- Task to carry out
Your answer should be the complete data, copied exactly.

Element data from apps and pages:
_ _ _ _ _
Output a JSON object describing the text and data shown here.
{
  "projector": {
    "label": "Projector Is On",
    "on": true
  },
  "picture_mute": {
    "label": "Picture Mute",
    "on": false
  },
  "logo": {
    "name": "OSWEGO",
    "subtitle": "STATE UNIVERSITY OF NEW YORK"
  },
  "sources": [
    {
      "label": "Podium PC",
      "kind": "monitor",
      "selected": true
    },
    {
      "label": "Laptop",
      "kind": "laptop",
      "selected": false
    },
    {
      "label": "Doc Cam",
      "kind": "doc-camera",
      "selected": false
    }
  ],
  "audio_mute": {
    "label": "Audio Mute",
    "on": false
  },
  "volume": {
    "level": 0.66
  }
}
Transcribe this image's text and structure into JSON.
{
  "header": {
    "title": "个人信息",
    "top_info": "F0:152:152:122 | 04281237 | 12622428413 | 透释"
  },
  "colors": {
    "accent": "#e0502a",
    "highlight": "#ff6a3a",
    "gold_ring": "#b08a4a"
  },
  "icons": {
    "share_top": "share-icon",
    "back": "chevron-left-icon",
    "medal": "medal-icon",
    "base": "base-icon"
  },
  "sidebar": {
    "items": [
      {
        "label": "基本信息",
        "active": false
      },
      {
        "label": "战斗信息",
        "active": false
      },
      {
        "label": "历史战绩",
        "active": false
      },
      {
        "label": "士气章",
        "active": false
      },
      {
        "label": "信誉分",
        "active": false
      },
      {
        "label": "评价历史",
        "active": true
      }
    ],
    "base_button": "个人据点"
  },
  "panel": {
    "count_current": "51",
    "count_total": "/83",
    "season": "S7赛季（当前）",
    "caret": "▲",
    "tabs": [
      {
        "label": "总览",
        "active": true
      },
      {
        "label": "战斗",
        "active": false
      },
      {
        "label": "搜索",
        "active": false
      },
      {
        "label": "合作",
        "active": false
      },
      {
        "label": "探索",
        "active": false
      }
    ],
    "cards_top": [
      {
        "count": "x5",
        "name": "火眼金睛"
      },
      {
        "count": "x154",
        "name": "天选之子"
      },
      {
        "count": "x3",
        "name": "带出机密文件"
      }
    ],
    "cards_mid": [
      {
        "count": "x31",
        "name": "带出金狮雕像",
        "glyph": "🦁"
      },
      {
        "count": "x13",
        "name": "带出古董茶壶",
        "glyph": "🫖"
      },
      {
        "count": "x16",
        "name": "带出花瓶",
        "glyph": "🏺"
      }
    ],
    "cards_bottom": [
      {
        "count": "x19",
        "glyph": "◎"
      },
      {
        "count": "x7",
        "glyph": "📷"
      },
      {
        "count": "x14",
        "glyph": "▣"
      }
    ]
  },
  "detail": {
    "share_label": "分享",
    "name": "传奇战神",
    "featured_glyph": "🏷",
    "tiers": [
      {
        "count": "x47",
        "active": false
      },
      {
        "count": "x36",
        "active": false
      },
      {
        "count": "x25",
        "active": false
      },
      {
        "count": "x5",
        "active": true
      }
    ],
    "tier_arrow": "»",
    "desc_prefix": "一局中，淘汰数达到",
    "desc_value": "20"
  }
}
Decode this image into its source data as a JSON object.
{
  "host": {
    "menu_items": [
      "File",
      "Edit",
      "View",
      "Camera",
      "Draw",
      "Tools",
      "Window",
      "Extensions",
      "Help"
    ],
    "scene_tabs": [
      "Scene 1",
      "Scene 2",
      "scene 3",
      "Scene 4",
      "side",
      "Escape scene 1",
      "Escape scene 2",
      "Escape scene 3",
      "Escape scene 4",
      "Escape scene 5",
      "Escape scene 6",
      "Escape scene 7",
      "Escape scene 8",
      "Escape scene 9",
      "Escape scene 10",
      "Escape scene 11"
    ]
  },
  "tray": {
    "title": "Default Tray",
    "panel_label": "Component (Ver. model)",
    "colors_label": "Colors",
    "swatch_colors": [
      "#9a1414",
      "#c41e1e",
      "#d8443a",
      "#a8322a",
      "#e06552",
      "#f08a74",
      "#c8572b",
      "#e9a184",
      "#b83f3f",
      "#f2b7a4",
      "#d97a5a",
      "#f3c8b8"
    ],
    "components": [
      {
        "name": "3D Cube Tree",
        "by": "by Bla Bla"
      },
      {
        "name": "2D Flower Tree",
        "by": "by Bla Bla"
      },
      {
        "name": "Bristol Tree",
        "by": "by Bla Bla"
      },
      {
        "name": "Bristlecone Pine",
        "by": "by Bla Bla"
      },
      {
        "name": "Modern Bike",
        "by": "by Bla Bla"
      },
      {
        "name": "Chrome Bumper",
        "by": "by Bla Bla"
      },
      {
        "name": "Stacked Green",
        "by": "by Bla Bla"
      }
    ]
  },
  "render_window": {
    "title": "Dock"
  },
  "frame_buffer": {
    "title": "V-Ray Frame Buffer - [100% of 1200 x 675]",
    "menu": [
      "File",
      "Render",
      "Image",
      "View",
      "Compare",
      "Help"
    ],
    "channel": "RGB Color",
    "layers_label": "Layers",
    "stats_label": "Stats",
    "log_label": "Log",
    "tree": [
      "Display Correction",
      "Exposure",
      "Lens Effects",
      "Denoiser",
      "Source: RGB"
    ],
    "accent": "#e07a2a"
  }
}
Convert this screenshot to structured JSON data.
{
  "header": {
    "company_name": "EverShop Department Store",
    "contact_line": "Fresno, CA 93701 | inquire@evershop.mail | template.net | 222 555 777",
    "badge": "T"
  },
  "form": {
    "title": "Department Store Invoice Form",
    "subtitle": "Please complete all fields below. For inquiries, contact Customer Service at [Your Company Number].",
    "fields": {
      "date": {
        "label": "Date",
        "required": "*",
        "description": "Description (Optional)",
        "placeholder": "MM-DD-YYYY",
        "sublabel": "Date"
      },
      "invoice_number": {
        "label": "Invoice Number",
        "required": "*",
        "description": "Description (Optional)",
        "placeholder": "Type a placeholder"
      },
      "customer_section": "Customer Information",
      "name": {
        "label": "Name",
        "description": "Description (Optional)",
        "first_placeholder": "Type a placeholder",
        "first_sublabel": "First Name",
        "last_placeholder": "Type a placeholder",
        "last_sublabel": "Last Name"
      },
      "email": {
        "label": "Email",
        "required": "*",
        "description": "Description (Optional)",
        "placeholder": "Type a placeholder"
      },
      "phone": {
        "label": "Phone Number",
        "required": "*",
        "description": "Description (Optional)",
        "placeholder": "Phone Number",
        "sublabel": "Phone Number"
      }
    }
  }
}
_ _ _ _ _
- Answer space
Output a JSON object describing the text and data shown here.
{
  "projector": {
    "label": "Projector Is On",
    "on": true
  },
  "picture_mute": {
    "label": "Picture Mute",
    "on": false
  },
  "logo": {
    "name": "OSWEGO",
    "subtitle": "STATE UNIVERSITY OF NEW YORK"
  },
  "sources": [
    {
      "label": "Podium PC",
      "kind": "monitor",
      "selected": true
    },
    {
      "label": "Laptop",
      "kind": "laptop",
      "selected": false
    },
    {
      "label": "Doc Cam",
      "kind": "doc-camera",
      "selected": false
    }
  ],
  "audio_mute": {
    "label": "Audio Mute",
    "on": false
  },
  "volume": {
    "level": 0.66
  }
}
Transcribe this image's text and structure into JSON.
{
  "header": {
    "title": "个人信息",
    "top_info": "F0:152:152:122 | 04281237 | 12622428413 | 透释"
  },
  "colors": {
    "accent": "#e0502a",
    "highlight": "#ff6a3a",
    "gold_ring": "#b08a4a"
  },
  "icons": {
    "share_top": "share-icon",
    "back": "chevron-left-icon",
    "medal": "medal-icon",
    "base": "base-icon"
  },
  "sidebar": {
    "items": [
      {
        "label": "基本信息",
        "active": false
      },
      {
        "label": "战斗信息",
        "active": false
      },
      {
        "label": "历史战绩",
        "active": false
      },
      {
        "label": "士气章",
        "active": false
      },
      {
        "label": "信誉分",
        "active": false
      },
      {
        "label": "评价历史",
        "active": true
      }
    ],
    "base_button": "个人据点"
  },
  "panel": {
    "count_current": "51",
    "count_total": "/83",
    "season": "S7赛季（当前）",
    "caret": "▲",
    "tabs": [
      {
        "label": "总览",
        "active": true
      },
      {
        "label": "战斗",
        "active": false
      },
      {
        "label": "搜索",
        "active": false
      },
      {
        "label": "合作",
        "active": false
      },
      {
        "label": "探索",
        "active": false
      }
    ],
    "cards_top": [
      {
        "count": "x5",
        "name": "火眼金睛"
      },
      {
        "count": "x154",
        "name": "天选之子"
      },
      {
        "count": "x3",
        "name": "带出机密文件"
      }
    ],
    "cards_mid": [
      {
        "count": "x31",
        "name": "带出金狮雕像",
        "glyph": "🦁"
      },
      {
        "count": "x13",
        "name": "带出古董茶壶",
        "glyph": "🫖"
      },
      {
        "count": "x16",
        "name": "带出花瓶",
        "glyph": "🏺"
      }
    ],
    "cards_bottom": [
      {
        "count": "x19",
        "glyph": "◎"
      },
      {
        "count": "x7",
        "glyph": "📷"
      },
      {
        "count": "x14",
        "glyph": "▣"
      }
    ]
  },
  "detail": {
    "share_label": "分享",
    "name": "传奇战神",
    "featured_glyph": "🏷",
    "tiers": [
      {
        "count": "x47",
        "active": false
      },
      {
        "count": "x36",
        "active": false
      },
      {
        "count": "x25",
        "active": false
      },
      {
        "count": "x5",
        "active": true
      }
    ],
    "tier_arrow": "»",
    "desc_prefix": "一局中，淘汰数达到",
    "desc_value": "20"
  }
}
Decode this image into its source data as a JSON object.
{
  "host": {
    "menu_items": [
      "File",
      "Edit",
      "View",
      "Camera",
      "Draw",
      "Tools",
      "Window",
      "Extensions",
      "Help"
    ],
    "scene_tabs": [
      "Scene 1",
      "Scene 2",
      "scene 3",
      "Scene 4",
      "side",
      "Escape scene 1",
      "Escape scene 2",
      "Escape scene 3",
      "Escape scene 4",
      "Escape scene 5",
      "Escape scene 6",
      "Escape scene 7",
      "Escape scene 8",
      "Escape scene 9",
      "Escape scene 10",
      "Escape scene 11"
    ]
  },
  "tray": {
    "title": "Default Tray",
    "panel_label": "Component (Ver. model)",
    "colors_label": "Colors",
    "swatch_colors": [
      "#9a1414",
      "#c41e1e",
      "#d8443a",
      "#a8322a",
      "#e06552",
      "#f08a74",
      "#c8572b",
      "#e9a184",
      "#b83f3f",
      "#f2b7a4",
      "#d97a5a",
      "#f3c8b8"
    ],
    "components": [
      {
        "name": "3D Cube Tree",
        "by": "by Bla Bla"
      },
      {
        "name": "2D Flower Tree",
        "by": "by Bla Bla"
      },
      {
        "name": "Bristol Tree",
        "by": "by Bla Bla"
      },
      {
        "name": "Bristlecone Pine",
        "by": "by Bla Bla"
      },
      {
        "name": "Modern Bike",
        "by": "by Bla Bla"
      },
      {
        "name": "Chrome Bumper",
        "by": "by Bla Bla"
      },
      {
        "name": "Stacked Green",
        "by": "by Bla Bla"
      }
    ]
  },
  "render_window": {
    "title": "Dock"
  },
  "frame_buffer": {
    "title": "V-Ray Frame Buffer - [100% of 1200 x 675]",
    "menu": [
      "File",
      "Render",
      "Image",
      "View",
      "Compare",
      "Help"
    ],
    "channel": "RGB Color",
    "layers_label": "Layers",
    "stats_label": "Stats",
    "log_label": "Log",
    "tree": [
      "Display Correction",
      "Exposure",
      "Lens Effects",
      "Denoiser",
      "Source: RGB"
    ],
    "accent": "#e07a2a"
  }
}
Convert this screenshot to structured JSON data.
{
  "header": {
    "company_name": "EverShop Department Store",
    "contact_line": "Fresno, CA 93701 | inquire@evershop.mail | template.net | 222 555 777",
    "badge": "T"
  },
  "form": {
    "title": "Department Store Invoice Form",
    "subtitle": "Please complete all fields below. For inquiries, contact Customer Service at [Your Company Number].",
    "fields": {
      "date": {
        "label": "Date",
        "required": "*",
        "description": "Description (Optional)",
        "placeholder": "MM-DD-YYYY",
        "sublabel": "Date"
      },
      "invoice_number": {
        "label": "Invoice Number",
        "required": "*",
        "description": "Description (Optional)",
        "placeholder": "Type a placeholder"
      },
      "customer_section": "Customer Information",
      "name": {
        "label": "Name",
        "description": "Description (Optional)",
        "first_placeholder": "Type a placeholder",
        "first_sublabel": "First Name",
        "last_placeholder": "Type a placeholder",
        "last_sublabel": "Last Name"
      },
      "email": {
        "label": "Email",
        "required": "*",
        "description": "Description (Optional)",
        "placeholder": "Type a placeholder"
      },
      "phone": {
        "label": "Phone Number",
        "required": "*",
        "description": "Description (Optional)",
        "placeholder": "Phone Number",
        "sublabel": "Phone Number"
      }
    }
  }
}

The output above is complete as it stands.